In the cities and towns, most retail shops are open from 9am – 5pm Monday–Saturday, though may vary locally, and 9am-midday on Sundays.
SAFETY & SECURITY
Crime levels in Cuba are low and there’s a strong military and police presence throughout the country, especially in the tourist areas. However, there’s a risk of petty theft, particularly in airports, in popular tourist attractions and on public transport. Please take sensible precautions to protect your belongings, particularly your passport, money and credit cards. Do not carry large amounts of cash, cameras or handbags which can be inviting for petty thieves. We recommend leaving your expensive jewellery at home and place valuables in safes when at hotels.

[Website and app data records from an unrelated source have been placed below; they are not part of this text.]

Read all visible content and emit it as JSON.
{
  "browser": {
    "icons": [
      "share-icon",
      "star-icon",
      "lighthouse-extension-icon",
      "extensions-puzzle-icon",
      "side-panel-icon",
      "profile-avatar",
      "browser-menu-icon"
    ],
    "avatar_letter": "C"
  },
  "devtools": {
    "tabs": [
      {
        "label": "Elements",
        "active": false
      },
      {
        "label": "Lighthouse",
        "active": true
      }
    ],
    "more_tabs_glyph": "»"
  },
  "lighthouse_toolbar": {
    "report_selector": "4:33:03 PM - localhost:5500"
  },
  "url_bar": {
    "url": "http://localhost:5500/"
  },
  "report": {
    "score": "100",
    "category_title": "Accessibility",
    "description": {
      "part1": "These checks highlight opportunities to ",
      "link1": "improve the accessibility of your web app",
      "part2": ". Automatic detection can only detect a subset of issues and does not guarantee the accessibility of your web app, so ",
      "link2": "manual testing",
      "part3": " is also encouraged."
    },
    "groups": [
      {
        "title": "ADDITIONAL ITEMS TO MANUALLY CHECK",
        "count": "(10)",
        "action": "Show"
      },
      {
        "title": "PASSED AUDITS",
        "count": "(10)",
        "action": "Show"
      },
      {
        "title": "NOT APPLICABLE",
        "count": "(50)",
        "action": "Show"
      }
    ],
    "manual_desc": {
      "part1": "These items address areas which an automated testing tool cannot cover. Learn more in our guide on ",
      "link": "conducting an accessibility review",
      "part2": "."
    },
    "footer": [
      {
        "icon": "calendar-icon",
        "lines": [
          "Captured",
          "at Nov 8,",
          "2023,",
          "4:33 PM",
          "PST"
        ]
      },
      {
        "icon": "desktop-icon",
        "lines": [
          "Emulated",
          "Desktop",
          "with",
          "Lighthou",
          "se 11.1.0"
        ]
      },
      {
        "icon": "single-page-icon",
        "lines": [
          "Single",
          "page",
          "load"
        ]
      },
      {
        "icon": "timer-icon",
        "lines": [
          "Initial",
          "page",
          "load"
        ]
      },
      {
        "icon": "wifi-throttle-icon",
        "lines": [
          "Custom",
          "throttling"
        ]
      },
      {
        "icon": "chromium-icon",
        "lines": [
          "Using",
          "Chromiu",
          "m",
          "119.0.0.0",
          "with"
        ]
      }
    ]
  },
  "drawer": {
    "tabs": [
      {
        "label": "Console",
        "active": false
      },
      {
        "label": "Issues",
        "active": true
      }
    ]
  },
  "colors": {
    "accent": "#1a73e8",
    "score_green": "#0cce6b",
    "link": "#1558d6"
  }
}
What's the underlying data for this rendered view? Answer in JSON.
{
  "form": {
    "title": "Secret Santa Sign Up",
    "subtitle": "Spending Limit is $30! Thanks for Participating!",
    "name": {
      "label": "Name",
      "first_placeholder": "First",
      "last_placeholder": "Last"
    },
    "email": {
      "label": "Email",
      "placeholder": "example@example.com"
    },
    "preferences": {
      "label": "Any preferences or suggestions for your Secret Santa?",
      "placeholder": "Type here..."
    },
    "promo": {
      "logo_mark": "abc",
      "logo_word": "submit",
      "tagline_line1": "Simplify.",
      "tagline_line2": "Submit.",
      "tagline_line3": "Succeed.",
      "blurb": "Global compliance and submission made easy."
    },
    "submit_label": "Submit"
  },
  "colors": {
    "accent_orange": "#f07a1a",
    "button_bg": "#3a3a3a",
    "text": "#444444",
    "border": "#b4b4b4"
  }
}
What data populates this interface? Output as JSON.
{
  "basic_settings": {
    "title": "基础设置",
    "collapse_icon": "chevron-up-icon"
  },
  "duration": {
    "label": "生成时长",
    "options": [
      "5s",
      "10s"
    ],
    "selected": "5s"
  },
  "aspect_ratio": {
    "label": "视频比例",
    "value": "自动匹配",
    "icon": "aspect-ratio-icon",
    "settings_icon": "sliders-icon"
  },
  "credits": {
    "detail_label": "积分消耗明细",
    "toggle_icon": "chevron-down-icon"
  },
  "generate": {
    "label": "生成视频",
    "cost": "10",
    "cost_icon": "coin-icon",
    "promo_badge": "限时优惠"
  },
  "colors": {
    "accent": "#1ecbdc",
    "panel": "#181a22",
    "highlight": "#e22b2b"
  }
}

It is advisable not to walk around at night, take taxis if necessary. Ensure taxis are licensed and not private vehicles. When in large crowds or major tourist destinations, you should remain vigilant and follow the advice of local authorities. Additionally, there have been reports of theft of items from checked baggage. Any valuable items should be carried in hand baggage.
Smoking is banned in most indoor public places public transport. There are usually designated outdoor areas where people can smoke, but the rules are laxly enforced.
Cuba is a multiracial society with a population of mainly Spanish and African origins. The largest organized religion is the Roman Catholic Church. Afro-Cuban religions, a blend of native African religions and Roman Catholicism are widely practiced in Cuba.
Cuba offers photo opportunities one after another. You will return with many photos that can never be repeated. Remember to pack your camera, along with the charger, spare batteries and a spare memory card!
ARRIVAL IN CUBA
Please note, standard hotel check-in is around 3pm, so should you arrive earlier than this, your room may not be available upon arrival. For those arriving early morning, we will do everything we can to work with the hotel to get you an earlier check-in subject to availability.
TOUR HOTEL INFORMATION
Please check your tour paperwork for hotel information attaining to your tour departure.
OTHER COUNTRIES ON TOUR ITINERARY
For those continuing their stay to other countries, please check the relevant Travel Tip pages for information on these countries.
FLYING & TRAVEL HINTS
• Photocopy the personal information pages of your passport; leave one copy at home with a friend or family member, and take a copy with you, but pack it separately from the passport itself.
• It is advisable to carry all your travel documentation as well as valuables and essential items in your hand luggage, such as camera, toiletries, reading material etc.
• Duty-Free shopping is always tempting, but please check the current Duty-Free limits applicable in the country of your destination.
• Longer flights can be made a little more enjoyable by wearing loose clothing and good, comfortable shoes. Walking in the aisles regularly, eating sensibly and drinking plenty of fluids (not alcohol) is also advised.
• Where possible, try to get some sleep during the flight and upon arrival at your destination, most people adjust better to the local time if they wait until the evening before sleeping – this should relieve some of the effects of jet lag.
If you have any other questions that we have not covered here; then please send us an e-mail to: firstname.lastname@example.org
Please note, the above information is provided as a guideline only. Although every effort has been made to provide complete and accurate information, The Big Journey Company makes no warranties, express or implied, or representations as to the accuracy of content on this website. The Big Journey Company assumes no liability or responsibility for any error or omissions in the information contained in the website.
Updated November 2019